12/31/2018, 1:40 p.m.
If you’re an older investor, that may mean it’s time to re-think just how much risk you’re carrying in your ...

If you’re an older investor, that may mean it’s time to re-think just how much risk you’re carrying in your retirement portfolio.

Otherwise, your tranquil golden years could devolve into a time of overwhelming financial stress.

“If you’re not unsettled after the stock market action of early October, then you weren’t paying attention,” says Craig Kirsner, MBA ), a retirement planner. Investors in their 20s and 30s perhaps can afford to be blasé about such market turmoil, he says. They have years – even decades – to recover if the market takes a major tumble and their portfolios sustain a significant hit.

Those who are in or near retirement don’t have that luxury.

“It’s imperative for a retiree to practice money management if their goal is to preserve and protect their retirement,” Kirsner says.

He offers a few observations about why it might be time to consider reducing your risk:

· Don’t let long periods of market calm fool you. It’s now been a decade since the market crash of 2008, and the long period with a strong market has lured some investors into becoming careless and aggressive. They may put all their money in the market, Kirsner says, because they are focused on high yields a company is paying out without calculating whether those yields are sustainable. “Regrettably and predictably you see people taking on more risk than they should,” he says. “For example, they may have come to believe that dividend-paying stocks are ‘safe’ investments.
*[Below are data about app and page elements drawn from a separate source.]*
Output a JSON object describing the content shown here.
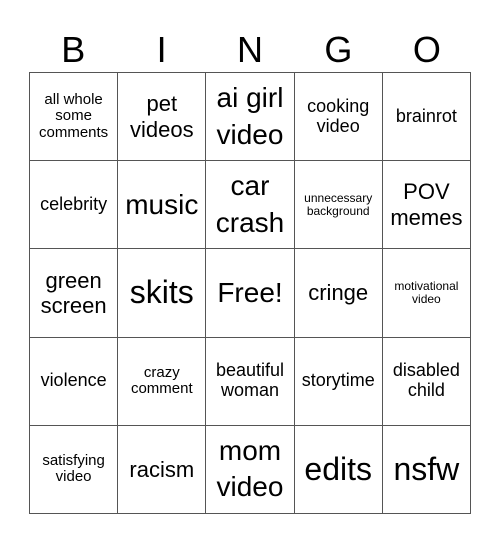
{
  "header": {
    "letters": [
      "B",
      "I",
      "N",
      "G",
      "O"
    ]
  },
  "cells": [
    [
      "all whole some comments",
      "pet videos",
      "ai girl video",
      "cooking video",
      "brainrot"
    ],
    [
      "celebrity",
      "music",
      "car crash",
      "unnecessary background",
      "POV memes"
    ],
    [
      "green screen",
      "skits",
      "Free!",
      "cringe",
      "motivational video"
    ],
    [
      "violence",
      "crazy comment",
      "beautiful woman",
      "storytime",
      "disabled child"
    ],
    [
      "satisfying video",
      "racism",
      "mom video",
      "edits",
      "nsfw"
    ]
  ]
}
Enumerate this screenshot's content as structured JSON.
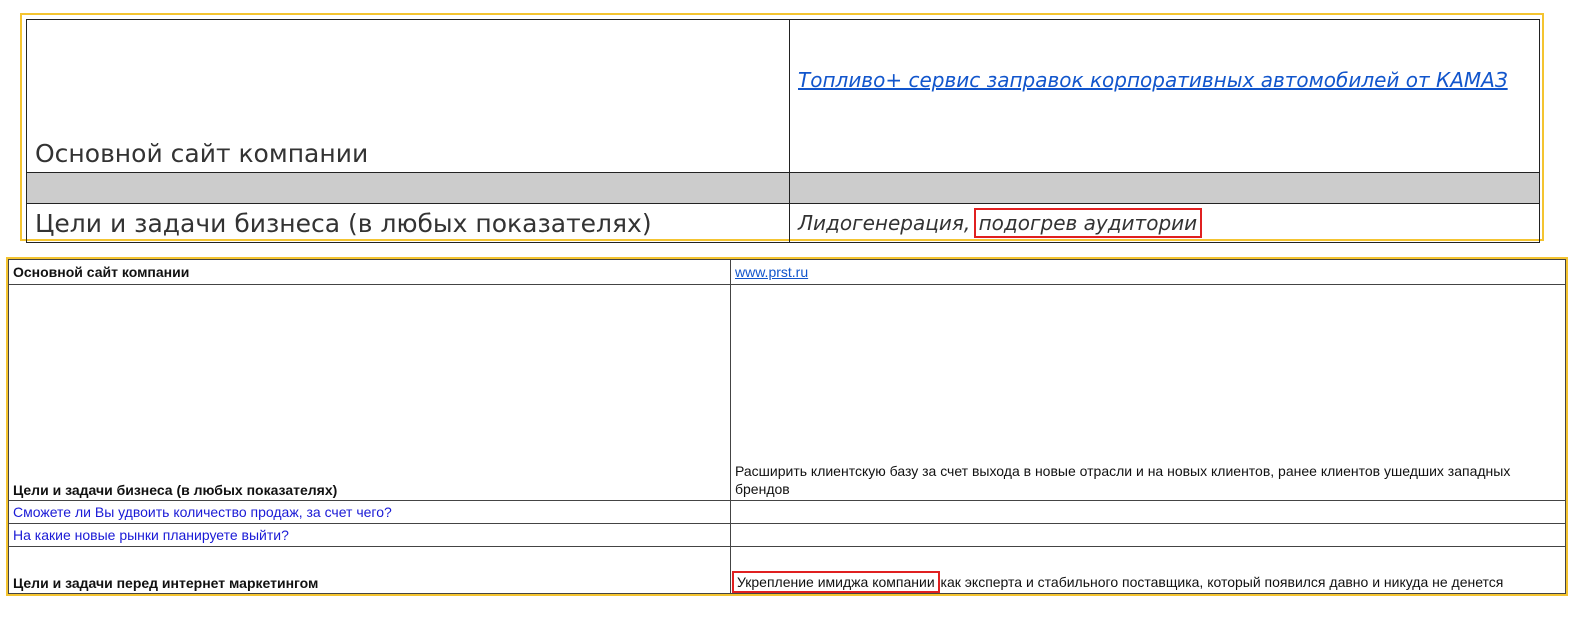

That’s not so. Stocks are designed for growth, not for protecting your principal.”

· Understand what rising interest rates might do. Interest rates in the U.S. have doubled over the past year. Why is that important to know? “Rising interest rates are historically the pin that bursts a debt-fueled bubble,” Kirsner says.

· Be aware that the aging population could cool the economy. Overall, the U.S. is getting older, largely because of the 77 million baby boomers who are retiring at a rate of 10,000 people every day. Because many of them have little saved for retirement, they will be cutting down on their spending, which could cause problems for the economy, Kirsner says. “Consumer spending makes up 68 percent of our economy,” he says. “So what do you think will happen to the economy with 77 million baby boomers aging into retirement and cutting back their spending dramatically?”

Retirees, and those who expect to retire soon, should review how much risk they have in their portfolios and determine how much of that risk they want to keep, Kirsner says.

“Ask yourself whether you really have the stomach at this point for potentially big losses,” he says. “Especially when you need to live on that money for the rest of your life.”